human leukocyte antigen
sHLA
soluble human leukocyte antigen

Footnotes

Conflicts of Interest: Dario Neri is co-founder of Philogen, shareholder and member of the board. Tim Fugmann and Danilo Ritz are employees of Philochem AG. The authors declare no additional conflict of interest.

References

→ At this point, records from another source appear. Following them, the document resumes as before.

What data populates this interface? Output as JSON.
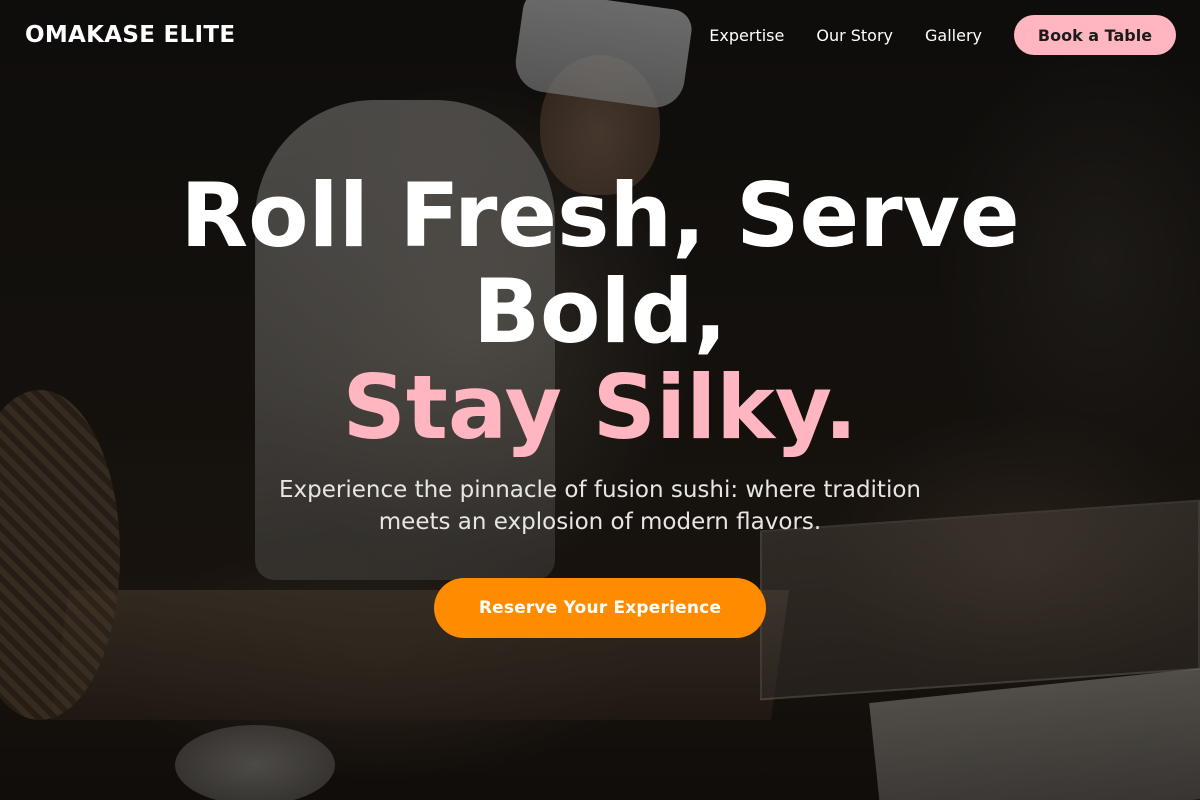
{
  "brand": {
    "name": "OMAKASE ELITE"
  },
  "nav": {
    "links": [
      {
        "label": "Expertise"
      },
      {
        "label": "Our Story"
      },
      {
        "label": "Gallery"
      }
    ],
    "cta_label": "Book a Table"
  },
  "hero": {
    "headline_line1": "Roll Fresh, Serve",
    "headline_line2": "Bold,",
    "headline_accent": "Stay Silky.",
    "subtitle": "Experience the pinnacle of fusion sushi: where tradition meets an explosion of modern flavors.",
    "cta_label": "Reserve Your Experience"
  },
  "colors": {
    "accent_pink": "#ffb6c1",
    "accent_orange": "#ff8c00",
    "text_primary": "#ffffff"
  }
}
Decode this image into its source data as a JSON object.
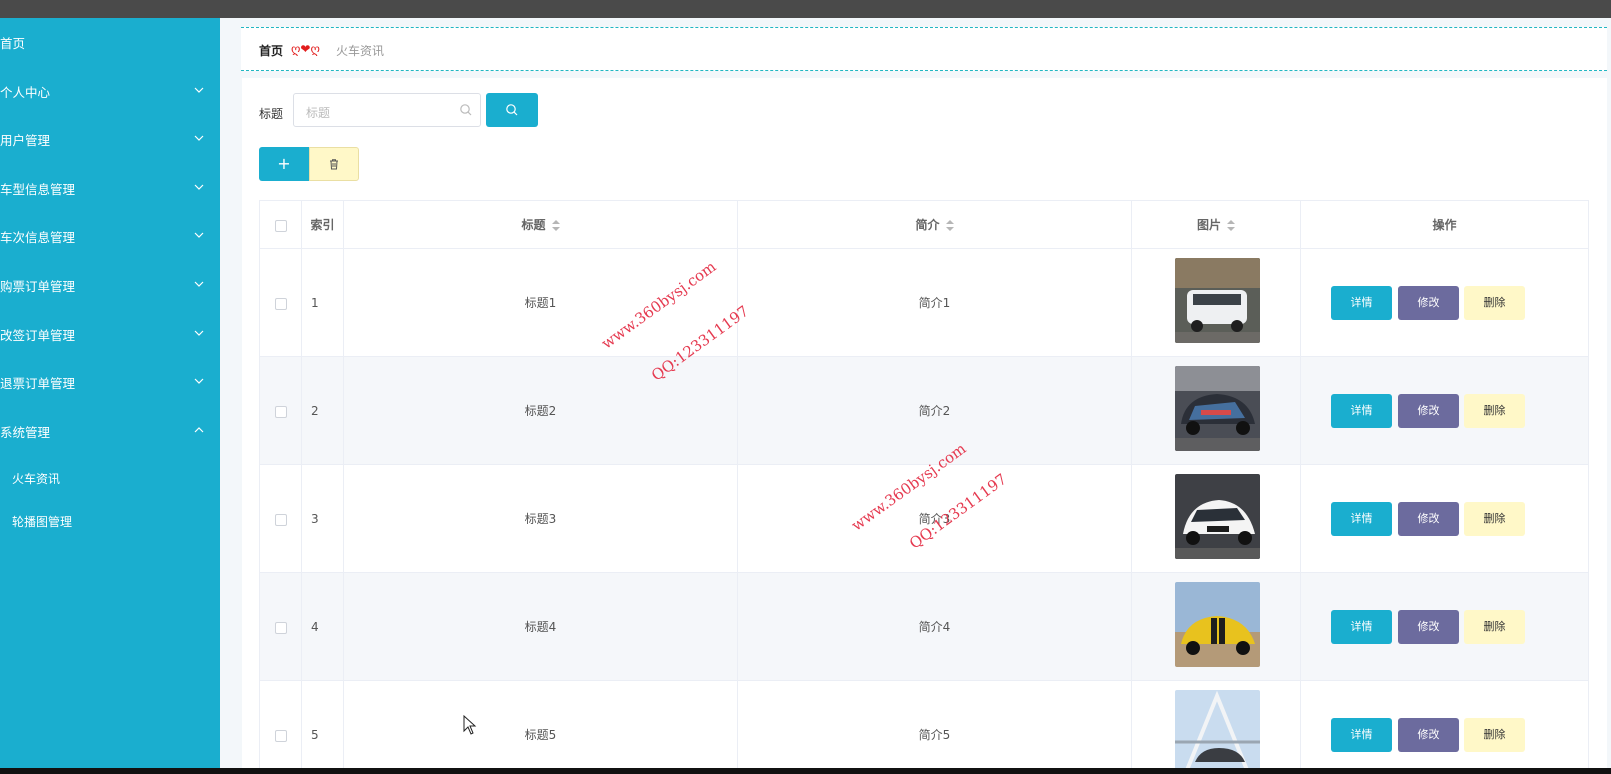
{
  "sidebar": {
    "items": [
      {
        "label": "首页",
        "expandable": false
      },
      {
        "label": "个人中心",
        "expandable": true,
        "expanded": false
      },
      {
        "label": "用户管理",
        "expandable": true,
        "expanded": false
      },
      {
        "label": "车型信息管理",
        "expandable": true,
        "expanded": false
      },
      {
        "label": "车次信息管理",
        "expandable": true,
        "expanded": false
      },
      {
        "label": "购票订单管理",
        "expandable": true,
        "expanded": false
      },
      {
        "label": "改签订单管理",
        "expandable": true,
        "expanded": false
      },
      {
        "label": "退票订单管理",
        "expandable": true,
        "expanded": false
      },
      {
        "label": "系统管理",
        "expandable": true,
        "expanded": true
      }
    ],
    "subitems": [
      {
        "label": "火车资讯"
      },
      {
        "label": "轮播图管理"
      }
    ]
  },
  "breadcrumb": {
    "home": "首页",
    "separator": "ღ❤ღ",
    "current": "火车资讯"
  },
  "search": {
    "label": "标题",
    "placeholder": "标题"
  },
  "toolbar": {
    "add_label": "+"
  },
  "table": {
    "columns": [
      "索引",
      "标题",
      "简介",
      "图片",
      "操作"
    ],
    "rows": [
      {
        "index": "1",
        "title": "标题1",
        "intro": "简介1",
        "image": "white-suv"
      },
      {
        "index": "2",
        "title": "标题2",
        "intro": "简介2",
        "image": "wrapped-sports-car"
      },
      {
        "index": "3",
        "title": "标题3",
        "intro": "简介3",
        "image": "white-hatchback"
      },
      {
        "index": "4",
        "title": "标题4",
        "intro": "简介4",
        "image": "yellow-muscle-car"
      },
      {
        "index": "5",
        "title": "标题5",
        "intro": "简介5",
        "image": "car-on-bridge"
      }
    ],
    "actions": {
      "detail": "详情",
      "edit": "修改",
      "delete": "删除"
    }
  },
  "watermarks": [
    {
      "line1": "www.360bysj.com",
      "line2": "QQ:123311197"
    },
    {
      "line1": "www.360bysj.com",
      "line2": "QQ:123311197"
    }
  ],
  "colors": {
    "accent": "#1aaecf",
    "edit": "#6c6b9e",
    "delete": "#fff8c8",
    "watermark": "#e53a50"
  }
}
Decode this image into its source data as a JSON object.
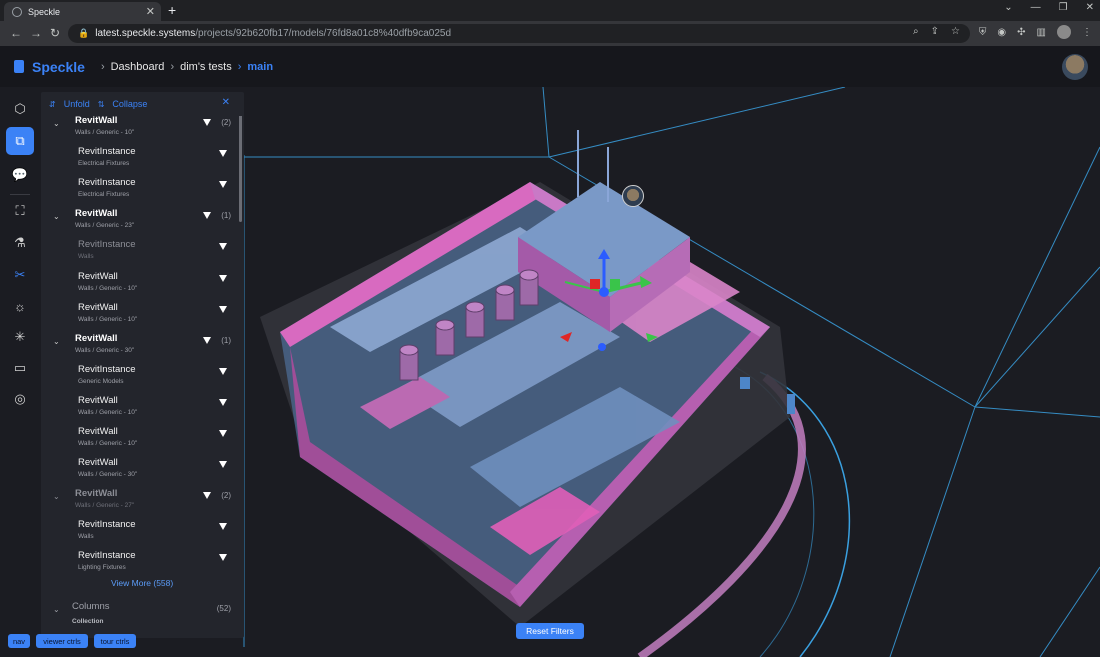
{
  "browser": {
    "tab_title": "Speckle",
    "url_host": "latest.speckle.systems",
    "url_path": "/projects/92b620fb17/models/76fd8a01c8%40dfb9ca025d"
  },
  "header": {
    "brand": "Speckle",
    "breadcrumbs": [
      "Dashboard",
      "dim's tests",
      "main"
    ]
  },
  "panel": {
    "unfold_label": "Unfold",
    "collapse_label": "Collapse",
    "rows": [
      {
        "name": "RevitWall",
        "sub": "Walls / Generic - 10\"",
        "count": "(2)",
        "kind": "parent",
        "dim": false
      },
      {
        "name": "RevitInstance",
        "sub": "Electrical Fixtures",
        "count": "",
        "kind": "child",
        "dim": false
      },
      {
        "name": "RevitInstance",
        "sub": "Electrical Fixtures",
        "count": "",
        "kind": "child",
        "dim": false
      },
      {
        "name": "RevitWall",
        "sub": "Walls / Generic - 23\"",
        "count": "(1)",
        "kind": "parent",
        "dim": false
      },
      {
        "name": "RevitInstance",
        "sub": "Walls",
        "count": "",
        "kind": "child",
        "dim": true
      },
      {
        "name": "RevitWall",
        "sub": "Walls / Generic - 10\"",
        "count": "",
        "kind": "child",
        "dim": false
      },
      {
        "name": "RevitWall",
        "sub": "Walls / Generic - 10\"",
        "count": "",
        "kind": "child",
        "dim": false
      },
      {
        "name": "RevitWall",
        "sub": "Walls / Generic - 30\"",
        "count": "(1)",
        "kind": "parent",
        "dim": false
      },
      {
        "name": "RevitInstance",
        "sub": "Generic Models",
        "count": "",
        "kind": "child",
        "dim": false
      },
      {
        "name": "RevitWall",
        "sub": "Walls / Generic - 10\"",
        "count": "",
        "kind": "child",
        "dim": false
      },
      {
        "name": "RevitWall",
        "sub": "Walls / Generic - 10\"",
        "count": "",
        "kind": "child",
        "dim": false
      },
      {
        "name": "RevitWall",
        "sub": "Walls / Generic - 30\"",
        "count": "",
        "kind": "child",
        "dim": false
      },
      {
        "name": "RevitWall",
        "sub": "Walls / Generic - 27\"",
        "count": "(2)",
        "kind": "parent",
        "dim": true
      },
      {
        "name": "RevitInstance",
        "sub": "Walls",
        "count": "",
        "kind": "child",
        "dim": false
      },
      {
        "name": "RevitInstance",
        "sub": "Lighting Fixtures",
        "count": "",
        "kind": "child",
        "dim": false
      }
    ],
    "view_more": "View More (558)",
    "collection": {
      "name": "Columns",
      "sub": "Collection",
      "count": "(52)"
    }
  },
  "viewer": {
    "reset_filters": "Reset Filters"
  },
  "dev_buttons": [
    "nav",
    "viewer ctrls",
    "tour ctrls"
  ],
  "rail_icons": [
    "cube-icon",
    "model-tree-icon",
    "comments-icon",
    "fullscreen-icon",
    "explode-icon",
    "section-icon",
    "light-icon",
    "sun-icon",
    "video-icon",
    "settings-icon"
  ],
  "colors": {
    "accent": "#3b82f6",
    "wall_pink": "#d94fb0",
    "wall_blue": "#5a8ec8",
    "grid_line": "#3aa0e0"
  }
}
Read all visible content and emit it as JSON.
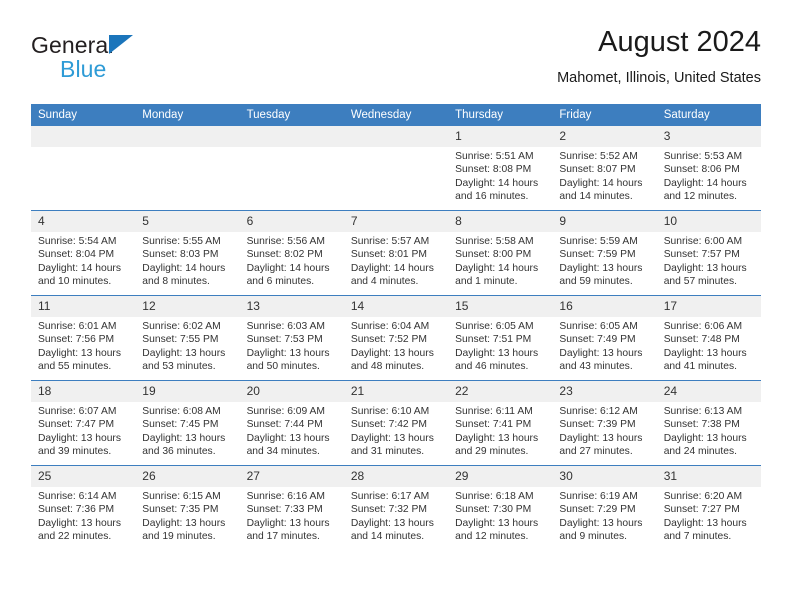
{
  "brand": {
    "name_part1": "General",
    "name_part2": "Blue",
    "triangle_color": "#1b75bb",
    "blue_text_color": "#2e9bd6"
  },
  "header": {
    "title": "August 2024",
    "subtitle": "Mahomet, Illinois, United States"
  },
  "theme": {
    "header_row_bg": "#3d7ebf",
    "daynum_bg": "#f0f0f0",
    "grid_line": "#3d7ebf",
    "text": "#333333"
  },
  "labels": {
    "sunrise": "Sunrise:",
    "sunset": "Sunset:",
    "daylight": "Daylight:"
  },
  "weekdays": [
    "Sunday",
    "Monday",
    "Tuesday",
    "Wednesday",
    "Thursday",
    "Friday",
    "Saturday"
  ],
  "weeks": [
    [
      {
        "day": ""
      },
      {
        "day": ""
      },
      {
        "day": ""
      },
      {
        "day": ""
      },
      {
        "day": "1",
        "sunrise": "Sunrise: 5:51 AM",
        "sunset": "Sunset: 8:08 PM",
        "daylight_line1": "Daylight: 14 hours",
        "daylight_line2": "and 16 minutes."
      },
      {
        "day": "2",
        "sunrise": "Sunrise: 5:52 AM",
        "sunset": "Sunset: 8:07 PM",
        "daylight_line1": "Daylight: 14 hours",
        "daylight_line2": "and 14 minutes."
      },
      {
        "day": "3",
        "sunrise": "Sunrise: 5:53 AM",
        "sunset": "Sunset: 8:06 PM",
        "daylight_line1": "Daylight: 14 hours",
        "daylight_line2": "and 12 minutes."
      }
    ],
    [
      {
        "day": "4",
        "sunrise": "Sunrise: 5:54 AM",
        "sunset": "Sunset: 8:04 PM",
        "daylight_line1": "Daylight: 14 hours",
        "daylight_line2": "and 10 minutes."
      },
      {
        "day": "5",
        "sunrise": "Sunrise: 5:55 AM",
        "sunset": "Sunset: 8:03 PM",
        "daylight_line1": "Daylight: 14 hours",
        "daylight_line2": "and 8 minutes."
      },
      {
        "day": "6",
        "sunrise": "Sunrise: 5:56 AM",
        "sunset": "Sunset: 8:02 PM",
        "daylight_line1": "Daylight: 14 hours",
        "daylight_line2": "and 6 minutes."
      },
      {
        "day": "7",
        "sunrise": "Sunrise: 5:57 AM",
        "sunset": "Sunset: 8:01 PM",
        "daylight_line1": "Daylight: 14 hours",
        "daylight_line2": "and 4 minutes."
      },
      {
        "day": "8",
        "sunrise": "Sunrise: 5:58 AM",
        "sunset": "Sunset: 8:00 PM",
        "daylight_line1": "Daylight: 14 hours",
        "daylight_line2": "and 1 minute."
      },
      {
        "day": "9",
        "sunrise": "Sunrise: 5:59 AM",
        "sunset": "Sunset: 7:59 PM",
        "daylight_line1": "Daylight: 13 hours",
        "daylight_line2": "and 59 minutes."
      },
      {
        "day": "10",
        "sunrise": "Sunrise: 6:00 AM",
        "sunset": "Sunset: 7:57 PM",
        "daylight_line1": "Daylight: 13 hours",
        "daylight_line2": "and 57 minutes."
      }
    ],
    [
      {
        "day": "11",
        "sunrise": "Sunrise: 6:01 AM",
        "sunset": "Sunset: 7:56 PM",
        "daylight_line1": "Daylight: 13 hours",
        "daylight_line2": "and 55 minutes."
      },
      {
        "day": "12",
        "sunrise": "Sunrise: 6:02 AM",
        "sunset": "Sunset: 7:55 PM",
        "daylight_line1": "Daylight: 13 hours",
        "daylight_line2": "and 53 minutes."
      },
      {
        "day": "13",
        "sunrise": "Sunrise: 6:03 AM",
        "sunset": "Sunset: 7:53 PM",
        "daylight_line1": "Daylight: 13 hours",
        "daylight_line2": "and 50 minutes."
      },
      {
        "day": "14",
        "sunrise": "Sunrise: 6:04 AM",
        "sunset": "Sunset: 7:52 PM",
        "daylight_line1": "Daylight: 13 hours",
        "daylight_line2": "and 48 minutes."
      },
      {
        "day": "15",
        "sunrise": "Sunrise: 6:05 AM",
        "sunset": "Sunset: 7:51 PM",
        "daylight_line1": "Daylight: 13 hours",
        "daylight_line2": "and 46 minutes."
      },
      {
        "day": "16",
        "sunrise": "Sunrise: 6:05 AM",
        "sunset": "Sunset: 7:49 PM",
        "daylight_line1": "Daylight: 13 hours",
        "daylight_line2": "and 43 minutes."
      },
      {
        "day": "17",
        "sunrise": "Sunrise: 6:06 AM",
        "sunset": "Sunset: 7:48 PM",
        "daylight_line1": "Daylight: 13 hours",
        "daylight_line2": "and 41 minutes."
      }
    ],
    [
      {
        "day": "18",
        "sunrise": "Sunrise: 6:07 AM",
        "sunset": "Sunset: 7:47 PM",
        "daylight_line1": "Daylight: 13 hours",
        "daylight_line2": "and 39 minutes."
      },
      {
        "day": "19",
        "sunrise": "Sunrise: 6:08 AM",
        "sunset": "Sunset: 7:45 PM",
        "daylight_line1": "Daylight: 13 hours",
        "daylight_line2": "and 36 minutes."
      },
      {
        "day": "20",
        "sunrise": "Sunrise: 6:09 AM",
        "sunset": "Sunset: 7:44 PM",
        "daylight_line1": "Daylight: 13 hours",
        "daylight_line2": "and 34 minutes."
      },
      {
        "day": "21",
        "sunrise": "Sunrise: 6:10 AM",
        "sunset": "Sunset: 7:42 PM",
        "daylight_line1": "Daylight: 13 hours",
        "daylight_line2": "and 31 minutes."
      },
      {
        "day": "22",
        "sunrise": "Sunrise: 6:11 AM",
        "sunset": "Sunset: 7:41 PM",
        "daylight_line1": "Daylight: 13 hours",
        "daylight_line2": "and 29 minutes."
      },
      {
        "day": "23",
        "sunrise": "Sunrise: 6:12 AM",
        "sunset": "Sunset: 7:39 PM",
        "daylight_line1": "Daylight: 13 hours",
        "daylight_line2": "and 27 minutes."
      },
      {
        "day": "24",
        "sunrise": "Sunrise: 6:13 AM",
        "sunset": "Sunset: 7:38 PM",
        "daylight_line1": "Daylight: 13 hours",
        "daylight_line2": "and 24 minutes."
      }
    ],
    [
      {
        "day": "25",
        "sunrise": "Sunrise: 6:14 AM",
        "sunset": "Sunset: 7:36 PM",
        "daylight_line1": "Daylight: 13 hours",
        "daylight_line2": "and 22 minutes."
      },
      {
        "day": "26",
        "sunrise": "Sunrise: 6:15 AM",
        "sunset": "Sunset: 7:35 PM",
        "daylight_line1": "Daylight: 13 hours",
        "daylight_line2": "and 19 minutes."
      },
      {
        "day": "27",
        "sunrise": "Sunrise: 6:16 AM",
        "sunset": "Sunset: 7:33 PM",
        "daylight_line1": "Daylight: 13 hours",
        "daylight_line2": "and 17 minutes."
      },
      {
        "day": "28",
        "sunrise": "Sunrise: 6:17 AM",
        "sunset": "Sunset: 7:32 PM",
        "daylight_line1": "Daylight: 13 hours",
        "daylight_line2": "and 14 minutes."
      },
      {
        "day": "29",
        "sunrise": "Sunrise: 6:18 AM",
        "sunset": "Sunset: 7:30 PM",
        "daylight_line1": "Daylight: 13 hours",
        "daylight_line2": "and 12 minutes."
      },
      {
        "day": "30",
        "sunrise": "Sunrise: 6:19 AM",
        "sunset": "Sunset: 7:29 PM",
        "daylight_line1": "Daylight: 13 hours",
        "daylight_line2": "and 9 minutes."
      },
      {
        "day": "31",
        "sunrise": "Sunrise: 6:20 AM",
        "sunset": "Sunset: 7:27 PM",
        "daylight_line1": "Daylight: 13 hours",
        "daylight_line2": "and 7 minutes."
      }
    ]
  ]
}
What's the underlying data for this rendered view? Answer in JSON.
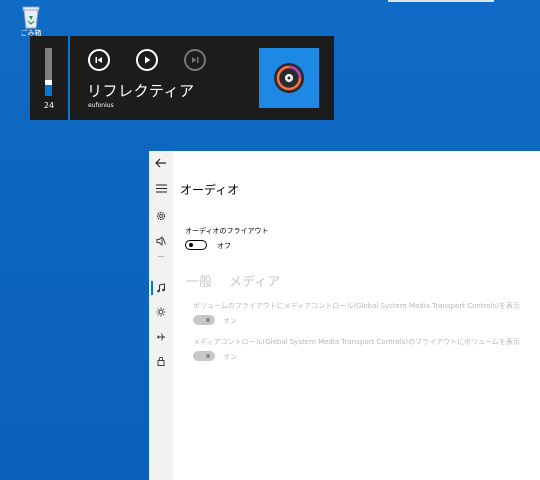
{
  "desktop": {
    "recycle_bin_label": "ごみ箱"
  },
  "flyout": {
    "volume_value": "24",
    "volume_level_percent": 24,
    "track_title": "リフレクティア",
    "artist": "eufonius",
    "controls": [
      "previous-icon",
      "play-icon",
      "next-icon"
    ],
    "accent_color": "#0078d7",
    "album_art_color": "#1e88e5"
  },
  "settings": {
    "page_title": "オーディオ",
    "audio_flyout": {
      "label": "オーディオのフライアウト",
      "state": "オフ"
    },
    "tabs": [
      "一般",
      "メディア"
    ],
    "options": [
      {
        "label": "ボリュームのフライアウトにメディアコントロール(Global System Media Transport Controls)を表示",
        "state": "オン"
      },
      {
        "label": "メディアコントロール(Global System Media Transport Controls)のフライアウトにボリュームを表示",
        "state": "オン"
      }
    ],
    "rail_icons": [
      "back-arrow-icon",
      "hamburger-menu-icon",
      "gear-icon",
      "speaker-icon",
      "music-note-icon",
      "brightness-icon",
      "airplane-icon",
      "lock-icon"
    ]
  }
}
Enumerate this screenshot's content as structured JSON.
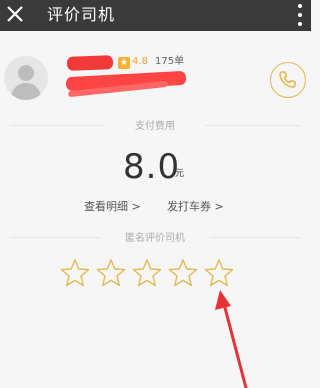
{
  "header": {
    "title": "评价司机",
    "close_icon": "close-icon",
    "menu_icon": "more-vertical-icon"
  },
  "driver": {
    "rating": "4.8",
    "order_count": "175单",
    "avatar_icon": "default-avatar-icon",
    "badge_icon": "star-badge-icon"
  },
  "payment": {
    "section_label": "支付费用",
    "amount": "8.0",
    "unit": "元",
    "details_link": "查看明细 >",
    "voucher_link": "发打车券 >"
  },
  "rating_section": {
    "label": "匿名评价司机",
    "stars": [
      {
        "icon": "star-outline-icon"
      },
      {
        "icon": "star-outline-icon"
      },
      {
        "icon": "star-outline-icon"
      },
      {
        "icon": "star-outline-icon"
      },
      {
        "icon": "star-outline-icon"
      }
    ]
  },
  "colors": {
    "header_bg": "#3a3a3a",
    "accent": "#e3b954",
    "annotation_red": "#e8303a"
  }
}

[1] Neefjes J, Jongsma ML, Paul P, Bakke O. Towards a systems understanding of MHC class I and MHC class II antigen presentation. Nature reviews Immunology. 2011;11:823–836. [PubMed]
[2] Campoli M, Ferrone S. Tumor escape mechanisms: potential role of soluble HLA antigens and NK cells activating ligands. Tissue antigens. 2008;72:321–334. [PMC free article] [PubMed]
[3] Puppo F, Scudeletti M, Indiveri F, Ferrone S. Serum HLA class I antigens: markers and modulators of an immune response? Immunol Today. 1995;16:124–127. [PubMed]
[4] Tabayoyong WB, Zavazava N. Soluble HLA revisited. Leukemia research. 2007;31:121–125. [PMC free article] [PubMed]
[5] Bassani-Sternberg M, Barnea E, Beer I, Avivi I, et al. Soluble plasma HLA peptidome as a potential source for cancer biomarkers. Proceedings of the National Academy of Sciences of the United States of America. 2010;107:18769–18776. [PubMed]
[6] Bassani-Sternberg M, Pletscher-Frankild S, Jensen LJ, Mann M. Mass spectrometry of human leukocyte antigen class I peptidomes reveals strong effects of protein abundance and turnover on antigen presentation. Molecular & cellular proteomics : MCP. 2015;14:658–673. [PMC free article] [PubMed]
[7] Ritz D, Gloger A, Weide B, Garbe C, et al. High-sensitivity HLA class I peptidome analysis enables a precise definition of peptide motifs and the identification of peptides from cell lines and patients' sera. Proteomics. 2016;16:1570–1580. [PMC free article] [PubMed]
[8] Rapin N, Hoof I, Lund O, Nielsen M. The MHC motif viewer: a visualization tool for MHC binding motifs. Coligan John E., et al., editors. Current protocols in immunology. 2010 Chapter 18, Unit 18 17. [PubMed]
[9] Nielsen M, Lundegaard C, Blicher T, Lamberth K, et al. NetMHCpan, a method for quantitative predictions of peptide binding to any HLA-A and -B locus protein of known sequence. PloS one. 2007;2:e796. [PMC free article] [PubMed]
[10] Gloger A, Ritz D, Fugmann T, Neri D. Mass spectrometric analysis of the HLA class I peptidome of melanoma cell lines as a promising tool for the identification of putative tumor-associated HLA epitopes. Cancer Immunol Immunother. 2016 accepted manuscript. [PMC free article] [PubMed]
[11] Mohammed F, Cobbold M, Zarling AL, Salim M, et al. Phosphorylation-dependent interaction between antigenic peptides and MHC class I: a molecular basis for the presentation of transformed self. Nat Immunol. 2008;9:1236–1243. [PMC free article] [PubMed]
[12] Rasmussen M, Fenoy E, Harndahl M, Kristensen AB, et al. Pan-Specific Prediction of Peptide-MHC Class I Complex Stability, a Correlate of T Cell Immunogenicity. Journal of immunology. 2016;197:1517–1524. [PMC free article] [PubMed]
[13] Anderson NL, Anderson NG. The human plasma proteome: history, character, and diagnostic prospects. Molecular & cellular proteomics : MCP. 2002;1:845–867. [PubMed]
[14] Verdegaal EM, de Miranda NF, Visser M, Harryvan T, et al. Neoantigen landscape dynamics during human melanoma-T cell interactions. Nature. 2016;536:91–95. [PubMed]
[15] Bowness P. HLA-B27. Annu Rev Immunol. 2015;33:29–48. [PubMed]
[16] Andreatta M, Lund O, Nielsen M. Simultaneous alignment and clustering of peptide data using a Gibbs sampling approach. Bioinformatics. 2013;29:8–14. [PubMed]